The Afghan journalist who filmed and photographed the July 12 execution of two women by the Taliban says he was detained and held for two days by authorities in Afghanistan for suspected ties to terrorists.
The footage and photographs of the executions were distributed by the Associated Press and widely circulated on the Internet, giving rise to suspicions that the photographer, Rahmatullah Naikzad, was connected with the Taliban.
In an exclusive telephone interview, Naikzad told FOXNews.com that he turned himself in to Afghan authorities early this week and was held in custody and investigated for 48 hours. He said officials "asked me why I went to the Taliban at night — how come they didn't harm me."
• Click here to see Naikzad's photos from the execution. Warning: graphic images.
Naikzad said he has no ties with the Taliban, and he gave the following account of why and how he became witness to the executions.
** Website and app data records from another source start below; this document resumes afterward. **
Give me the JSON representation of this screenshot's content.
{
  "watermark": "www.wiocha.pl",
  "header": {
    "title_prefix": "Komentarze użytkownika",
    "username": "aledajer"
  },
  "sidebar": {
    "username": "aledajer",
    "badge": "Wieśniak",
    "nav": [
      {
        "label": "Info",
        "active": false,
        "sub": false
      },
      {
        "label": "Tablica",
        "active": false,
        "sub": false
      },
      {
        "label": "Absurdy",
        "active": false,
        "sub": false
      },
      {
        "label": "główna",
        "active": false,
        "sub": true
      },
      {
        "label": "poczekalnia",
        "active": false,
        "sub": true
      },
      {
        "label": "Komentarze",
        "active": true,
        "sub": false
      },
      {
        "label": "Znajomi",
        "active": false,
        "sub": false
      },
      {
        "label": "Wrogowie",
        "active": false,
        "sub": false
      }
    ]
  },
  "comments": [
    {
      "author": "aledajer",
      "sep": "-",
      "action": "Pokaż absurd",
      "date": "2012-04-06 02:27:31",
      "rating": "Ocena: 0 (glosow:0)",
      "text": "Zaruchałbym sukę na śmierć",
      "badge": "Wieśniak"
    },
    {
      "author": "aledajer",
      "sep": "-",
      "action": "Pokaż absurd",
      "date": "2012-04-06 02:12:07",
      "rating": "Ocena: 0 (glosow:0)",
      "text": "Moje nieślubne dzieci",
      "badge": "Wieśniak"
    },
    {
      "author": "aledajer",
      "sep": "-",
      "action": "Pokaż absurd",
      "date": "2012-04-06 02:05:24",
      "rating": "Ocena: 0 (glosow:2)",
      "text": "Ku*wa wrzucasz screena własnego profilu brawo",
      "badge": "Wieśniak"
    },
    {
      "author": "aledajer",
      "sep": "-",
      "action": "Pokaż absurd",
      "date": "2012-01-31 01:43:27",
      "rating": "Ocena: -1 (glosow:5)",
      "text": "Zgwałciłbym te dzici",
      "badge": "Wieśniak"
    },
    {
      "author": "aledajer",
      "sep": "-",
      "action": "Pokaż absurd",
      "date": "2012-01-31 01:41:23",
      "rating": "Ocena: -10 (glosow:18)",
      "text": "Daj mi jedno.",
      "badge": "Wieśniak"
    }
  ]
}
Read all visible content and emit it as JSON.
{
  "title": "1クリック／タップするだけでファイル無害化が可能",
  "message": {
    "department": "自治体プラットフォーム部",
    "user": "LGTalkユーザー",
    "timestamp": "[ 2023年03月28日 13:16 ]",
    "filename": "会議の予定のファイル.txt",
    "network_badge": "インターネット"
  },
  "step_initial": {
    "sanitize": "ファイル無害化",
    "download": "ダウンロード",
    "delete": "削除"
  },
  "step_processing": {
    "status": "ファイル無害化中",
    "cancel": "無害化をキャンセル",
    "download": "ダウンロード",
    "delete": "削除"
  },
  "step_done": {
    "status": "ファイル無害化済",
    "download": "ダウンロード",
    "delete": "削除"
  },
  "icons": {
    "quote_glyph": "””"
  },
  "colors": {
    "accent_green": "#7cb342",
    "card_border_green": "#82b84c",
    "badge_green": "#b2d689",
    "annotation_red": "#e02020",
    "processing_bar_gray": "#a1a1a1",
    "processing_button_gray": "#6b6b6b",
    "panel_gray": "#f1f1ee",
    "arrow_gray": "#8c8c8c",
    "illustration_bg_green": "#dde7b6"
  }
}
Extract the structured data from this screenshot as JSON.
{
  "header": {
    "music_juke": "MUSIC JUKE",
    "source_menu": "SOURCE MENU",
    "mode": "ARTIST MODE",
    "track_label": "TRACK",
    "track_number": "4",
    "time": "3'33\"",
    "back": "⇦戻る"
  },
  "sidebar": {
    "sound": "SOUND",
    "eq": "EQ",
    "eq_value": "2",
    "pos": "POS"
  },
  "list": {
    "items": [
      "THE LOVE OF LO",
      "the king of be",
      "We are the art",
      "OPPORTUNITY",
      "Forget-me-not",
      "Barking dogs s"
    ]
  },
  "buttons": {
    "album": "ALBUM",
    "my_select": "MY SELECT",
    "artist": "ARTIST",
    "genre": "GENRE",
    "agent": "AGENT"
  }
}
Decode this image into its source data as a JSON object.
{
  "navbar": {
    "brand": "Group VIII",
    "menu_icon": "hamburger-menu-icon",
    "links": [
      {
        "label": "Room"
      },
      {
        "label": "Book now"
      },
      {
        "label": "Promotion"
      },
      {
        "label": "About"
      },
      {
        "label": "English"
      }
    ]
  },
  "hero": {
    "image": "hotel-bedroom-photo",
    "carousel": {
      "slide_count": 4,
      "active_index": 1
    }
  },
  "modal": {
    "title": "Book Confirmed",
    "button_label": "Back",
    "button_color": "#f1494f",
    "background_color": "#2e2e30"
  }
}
He said the Taliban issued a press statement calling all media outlets in the province of Ghazni, which has a large Taliban presence, to cover them “carrying out the Shariah” on a few burglars in their custody. Naikzad said he believed the Taliban would be cutting off the limbs of their prisoners, according to strict Islamic law.
He said he and other journalists were reluctant to go because of security concerns, but that an unknown person who identified himself as a member of the Taliban contacted him directly on his cell phone and assured him of his safety.
“We talked for about five minutes on the phone, and he said my safety was absolutely guaranteed,” Naikzad explained.
He said he checked with the Kabul office of the Associated Press, for which he works as a stringer, and then set off around sunset on his motorbike to a village on the outskirts of Ghazni City, only to find that no other journalist was there.
That, he said, was when he learned it was two women — and not burglars — whom the Taliban had arrested, and that they had been charged with running a prostitution ring for coalition soldiers and local men.
Naikzad interviewed and filmed the Taliban, who said on tape that the two women “took the pure girls and women” and “indulged them in immoral acts.”
After the interview, he said, the Taliban picked up the two burqa-clad women from a house, put them in a white Toyota Corolla and drove off to a different location.
Naikzad said he followed the Corolla on his bike, with a Taliban car following him.
About a half-hour later, he said, they stopped near Arzo village, close to the Ghazni-Paktika highway, on the outskirts of the province.
The women — one of whom appeared to be carrying a shopping bag — were then taken out of the car and told they would be executed.
Naikzad said he tried to persuade the Taliban not to carry out the executions.
“I told one of the Taliban, ‘These are women, they are harmless. Why would you want to kill them?’ But they didn’t listen to me.”
When his pleas went unheeded, he said, he asked the Taliban if he could film the execution.
“I wanted to show how the women were killed and have a proof of their death,” he said.
He said the Taliban turned him down, but his camera was already rolling and he kept it on when he placed it on the seat of his bike.
Two Taliban cocked their guns. Soon, five bullets were sprayed into the back of one woman, and six or seven pierced the head of the other. The women shouted and cried for a short moment, then went silent.
Naikzad said the Taliban did not notice that his camera was still rolling.
But the camera did not remain stationary. The videotape shows that it moved from left to right, apparently to capture the two executioners.
“I was standing near the bike, so my body may have touched the camera,” Naikzad said, explaining the movement of the camera. He stumbled slightly and added, “I myself nudged the camera a little bit.”
Naikzad said the Taliban offered him the opportunity to come with them for the night, since the road back home was dangerous. He said he declined the offer, and rode home.
The next morning, he said, he consulted with the AP, because he wanted to return to the village and photograph the women’s bodies. He said the AP agreed and he rode back to the scene of the executions.
Villagers stood nearby as he filmed and photographed the corpses. A stream of dried blood trailed from one body. The other woman’s shopping bag remained near her, its contents scattered.
“There was a beige handbag and a comb … a mirror and some cosmetics in it,” Naikzad said.
Naikzad said he was detained for two days after his video appeared on the Internet, but that he was released for three days following the death of a relative. He said he was treated well in custody, and that he is cooperating with the National Directorate of Security, the agency that interrogated him.
“Around 60 pages of investigative material were produced from my interrogation,” he said.
“I am willingly going back into custody once the [three-day] period ends,” he said, adding, “I have nothing to fear.”
Some bloggers who have seen the video of the executions have expressed concerns that Naikzad may be connected with the Taliban, and that the Associated Press was used as a propaganda tool.
But Naikzad denied any ties with the terrorists and said he has given equal coverage to the different sides in conflict in the province.
“If I have photographed Taliban casualties, I have also photographed American casualties. I have been balanced in my journalism,” he said.
Paul Colford, director of media relations for the Associated Press, said in response to an inquiry: "The Associated Press has been following this case closely with some concern."